▶ Task to carry out: Repeat the records verbatim and leave the pictures out of your copy.

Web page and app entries
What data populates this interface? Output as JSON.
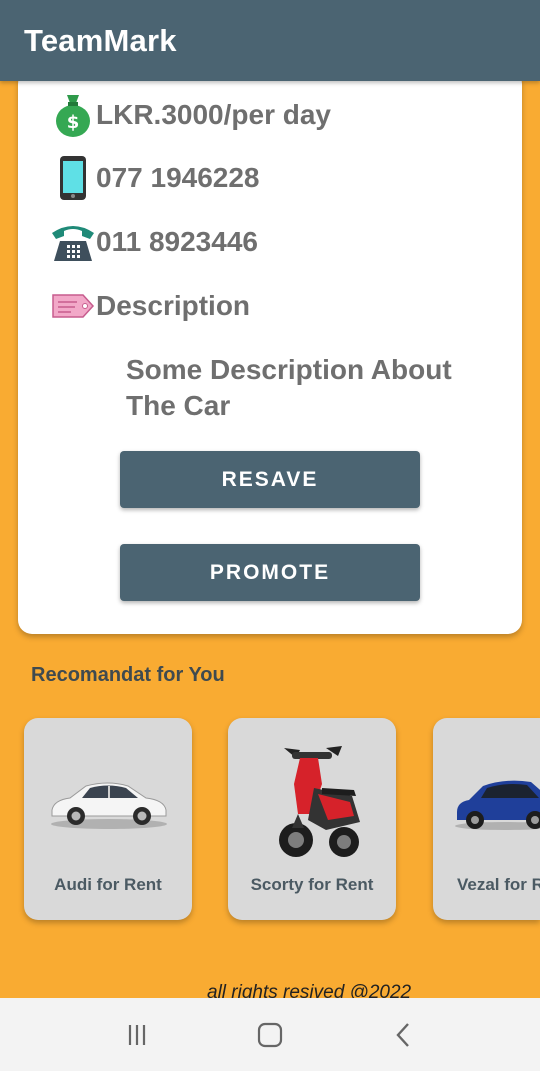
{
  "app": {
    "title": "TeamMark"
  },
  "details": {
    "price": "LKR.3000/per day",
    "mobile": "077 1946228",
    "landline": "011 8923446",
    "description_label": "Description",
    "description_text": "Some Description About The Car"
  },
  "actions": {
    "reserve_label": "RESAVE",
    "promote_label": "PROMOTE"
  },
  "recommended": {
    "title": "Recomandat for You",
    "items": [
      {
        "label": "Audi for Rent",
        "icon": "white-sedan-image"
      },
      {
        "label": "Scorty for Rent",
        "icon": "red-scooter-image"
      },
      {
        "label": "Vezal for Rent",
        "icon": "blue-suv-image"
      }
    ]
  },
  "footer": {
    "text": "all rights resived @2022"
  },
  "nav": {
    "recents": "recents-icon",
    "home": "home-icon",
    "back": "back-icon"
  },
  "colors": {
    "primary": "#4b6472",
    "background": "#f9ab32",
    "card": "#ffffff"
  }
}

▶ Written solution:
What data populates this interface? Output as JSON.
{
  "app": {
    "title": "TeamMark"
  },
  "details": {
    "price": "LKR.3000/per day",
    "mobile": "077 1946228",
    "landline": "011 8923446",
    "description_label": "Description",
    "description_text": "Some Description About The Car"
  },
  "actions": {
    "reserve_label": "RESAVE",
    "promote_label": "PROMOTE"
  },
  "recommended": {
    "title": "Recomandat for You",
    "items": [
      {
        "label": "Audi for Rent",
        "icon": "white-sedan-image"
      },
      {
        "label": "Scorty for Rent",
        "icon": "red-scooter-image"
      },
      {
        "label": "Vezal for Rent",
        "icon": "blue-suv-image"
      }
    ]
  },
  "footer": {
    "text": "all rights resived @2022"
  },
  "nav": {
    "recents": "recents-icon",
    "home": "home-icon",
    "back": "back-icon"
  },
  "colors": {
    "primary": "#4b6472",
    "background": "#f9ab32",
    "card": "#ffffff"
  }
}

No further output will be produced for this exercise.